New York: Holiday shopping reports released on Thursday underscored anew the challenges US retailers face in the Amazon era — even if consumers are willing to open their wallets to spend.
The updates were a mixed bag overall, with several retailers reporting small or moderate increases in comparable store sales during the critical November-December period.
But a report from Macy's aroused the most angst on Wall Street, after the chain slashed its profit forecast even as it signaled a modest increase in sales.
Shares in Macy's plunged almost 20 per cent, while nearly every major retailer was pulled down as well.
That included companies like Target that reported higher holiday sales and confirmed — but did not raise — profit forecasts.
The results were an ugly finale to a holiday shopping season that opened with high expectations owing to robust consumer confidence amid a strong employment market, relatively low gasoline prices and a boost from tax cuts.
Mastercard SpendingPulse in December estimated holiday sales growth of around 5.1 per cent to more than $850 billion, the strongest jump in the last six years.
By that estimate, the 2018 holiday shopping season was a strong one — just not for retailers.
"It was a good season. Consumers had more money to spend.

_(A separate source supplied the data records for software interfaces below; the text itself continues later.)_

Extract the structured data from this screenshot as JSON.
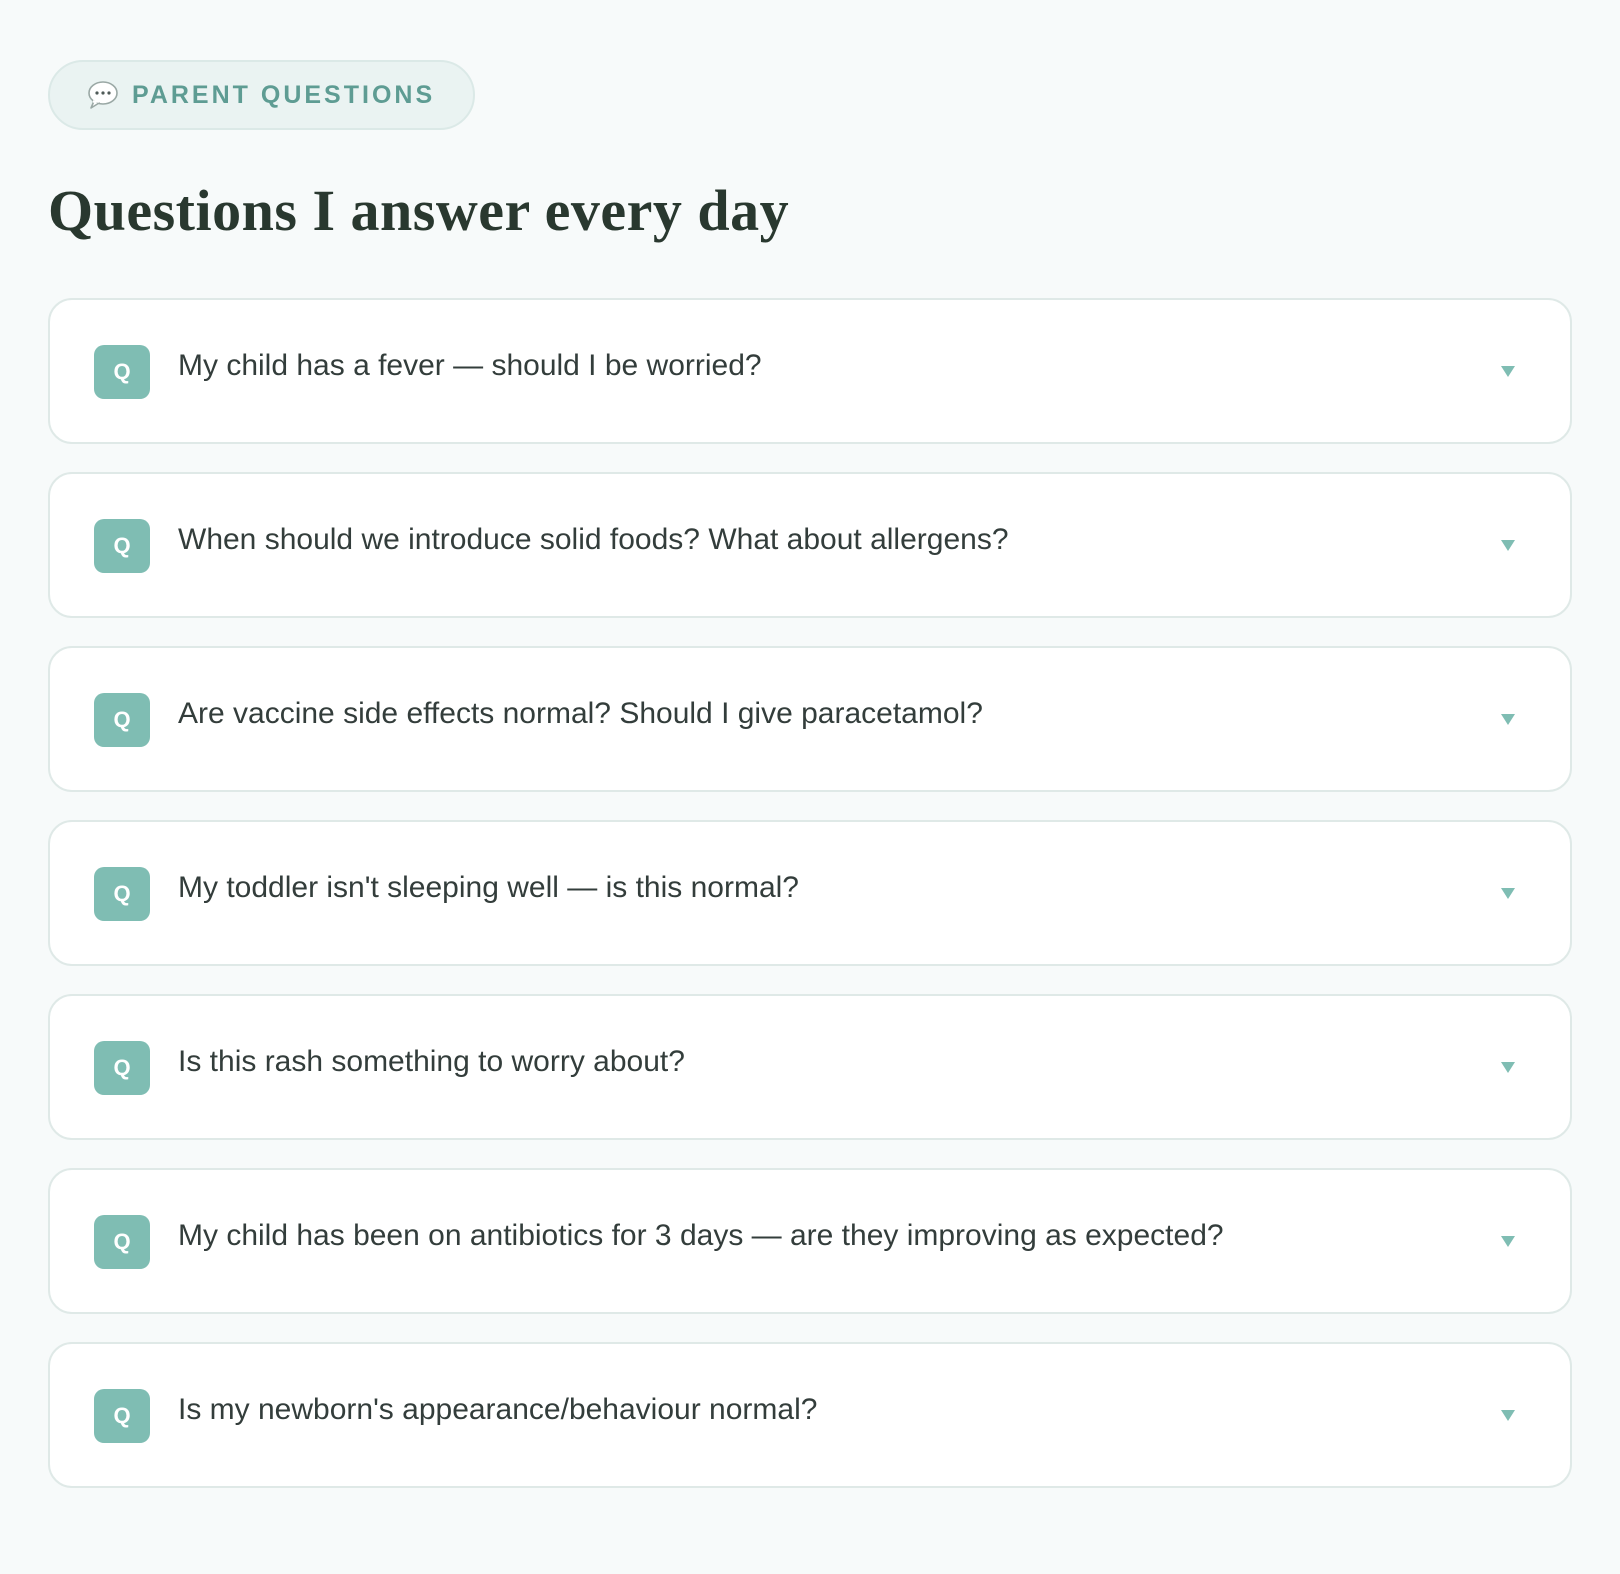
{
  "section": {
    "badge_label": "PARENT QUESTIONS",
    "badge_icon": "speech-bubble-icon",
    "title": "Questions I answer every day"
  },
  "faq": {
    "badge_letter": "Q",
    "expand_icon": "chevron-down-icon",
    "items": [
      {
        "question": "My child has a fever — should I be worried?"
      },
      {
        "question": "When should we introduce solid foods? What about allergens?"
      },
      {
        "question": "Are vaccine side effects normal? Should I give paracetamol?"
      },
      {
        "question": "My toddler isn't sleeping well — is this normal?"
      },
      {
        "question": "Is this rash something to worry about?"
      },
      {
        "question": "My child has been on antibiotics for 3 days — are they improving as expected?"
      },
      {
        "question": "Is my newborn's appearance/behaviour normal?"
      }
    ]
  },
  "colors": {
    "accent": "#7fbdb3",
    "accent_text": "#5e9c93",
    "background": "#f7fafa",
    "card_border": "#dfe9e7"
  }
}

They spent it," said retail industry consultant Dana Telsey.
"But the cost of doing business is getting higher."
Traditional brick-and-mortar retailers have invested in heavily beefing up their online platforms and offering incentives to lure buyers, such as free shipping during the peak holiday season.
At the same time, these companies also have spent heavily to improve the in-store experience, hiring consultants to help beautify the surroundings and in many cases employing more workers during the peak festive season.
The latest results suggested retailers still have not found a winning recipe for the transition to the e-commerce era.
"We know expenses are always a problem as more and more stuff moves online because people simply will not pay for you shipping it to them," said retail industry consultant Jan Rogers Kniffen.
"They want it to be the same price in the store in my door. That's just the way it is."
Experts say the retail industry is still undergoing an existential shakeout.
Companies like Macy's, JC Penney and Gap have shuttered stores in recent years, while Toys "R" Us went out of business — a fate that could soon befall iconic American retailer Sears.
Wall Street seeing red
Macy's shares tumbled 18.7 per cent after it reported an increase of 1.1 per cent in comparable sales, but lowered its annual earnings forecast to a range of $3.95 to $4.00 a share from $4.10 to $4.30.
Sales were dented by a fire in a distribution center in West Virginia and a pre-Christmas "earn and redeem" promotional event that was unsuccessful, Macy's said.
"The holiday season began strong," Macy's Chief Executive Jeff Gennette said, "but weakened in the mid-December period and did not return to expected patterns until the week of Christmas."
Target said comparable sales grew 5.7 per cent over the holiday, while Kohl's put sales growth at 1.2 per cent. L Brands, the parent of Victoria's Secret, reported flat comparable sales for the five weeks ending January 5.
Bookseller Barnes & Noble estimated sales growth at 1.3 per cent over the two-month period, adding that its earnings guidance "may be reduced by as much as 10 per cent" due to increased advertising and promotional costs.
Analysts said the declines were exacerbated by expectations that earnings growth will be tough in 2019 after a strong 2018 following the US tax cut enacted in late 2017.
An exception was Bed Bath & Beyond, which surged 13.5 per cent after it projected flat earnings in 2019 instead of the decline that had been previously seen. The company expects investments in store beautification, e-commerce software upgrades and other ventures to pay off more.
The company raised its threshold for offering free shipping to $39 from $29 and required a threshold for delivery of $19 over the Thanksgiving weekend instead of nothing.
"You'll have certain customers perhaps not buy due to the higher threshold and perhaps other customers add something to the cart," said Chief Executive Steven Temares.
"It does have some impact on sales, but it's difficult to quantify."